“The Senate passed bill is but a first step in addressing several aspects of the opioid crisis, including support for increases in research, treatment, education, and security and law enforcement,” said Bishop Frank Dewane of Venice, Florida, in a Sept. 21 statement.
“As the midterm elections and the end of the year approach, it can be difficult to complete complex legislation during the remaining time. The opioid crisis, however, cannot wait until next year.”
Bishop Dewane chairs the Committee on Domestic Justice and Human Development for the U.S. bishops’ conference.
He applauded the Sept. 17 passage of the Opioid Crisis Response Act in the U.S. Senate. Sponsored by Sen. Lamar Alexander (R-TN), the bill was approved by a vote of 99-1.
It would provide for research for new non-habit-forming painkillers, additional medication-assisted treatment and psychological services, programs to benefit babies born with opioid addiction and their mothers, and new recovery centers for opioid addiction.

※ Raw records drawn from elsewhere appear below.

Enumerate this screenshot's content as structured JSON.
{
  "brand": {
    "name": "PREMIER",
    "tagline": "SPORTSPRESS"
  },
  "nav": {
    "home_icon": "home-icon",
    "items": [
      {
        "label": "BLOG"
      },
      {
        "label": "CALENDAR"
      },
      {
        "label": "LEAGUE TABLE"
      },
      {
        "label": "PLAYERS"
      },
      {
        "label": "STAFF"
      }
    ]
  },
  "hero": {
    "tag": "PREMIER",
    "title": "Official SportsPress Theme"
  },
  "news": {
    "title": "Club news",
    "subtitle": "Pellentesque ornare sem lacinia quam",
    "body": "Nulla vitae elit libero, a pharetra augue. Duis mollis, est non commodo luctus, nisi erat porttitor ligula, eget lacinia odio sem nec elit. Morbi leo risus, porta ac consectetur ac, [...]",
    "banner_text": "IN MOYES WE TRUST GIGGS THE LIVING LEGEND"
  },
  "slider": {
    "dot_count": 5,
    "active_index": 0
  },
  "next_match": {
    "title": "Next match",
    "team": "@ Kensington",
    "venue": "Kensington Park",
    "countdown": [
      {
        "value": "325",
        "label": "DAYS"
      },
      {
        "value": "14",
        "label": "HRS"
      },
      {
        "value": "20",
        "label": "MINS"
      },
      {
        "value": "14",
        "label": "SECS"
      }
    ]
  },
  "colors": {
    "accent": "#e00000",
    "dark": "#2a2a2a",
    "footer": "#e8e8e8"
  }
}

Opioids, both synthetic and natural, include common prescription painkillers such as morphine, oxycodone, and fentanyl, as well as illegal drugs such as heroin.
In his statement, Bishop Dewane quoted a preliminary estimate by the Centers for Disease Control which suggested that more than 72,000 people had died in 2017 as the result of a drug overdose.
“Congress is to be applauded for the bipartisan efforts that have already occurred and should swiftly work through remaining obstacles to find effective solutions that can become law,” the bishop said.
“It is encouraging that lawmakers in Congress appear to be making progress in bipartisan legislation that would address many issues related to the crisis.”
He pointed to the words of Pope Francis: “Every drug addict has a unique personal story and must be listened to, understood, loved, and, insofar as possible, healed and purified. We cannot stoop to the injustice of categorizing drug addicts as if they were mere objects or broken machines; each person must be valued and appreciated in his or her dignity in order to enable them to be healed.”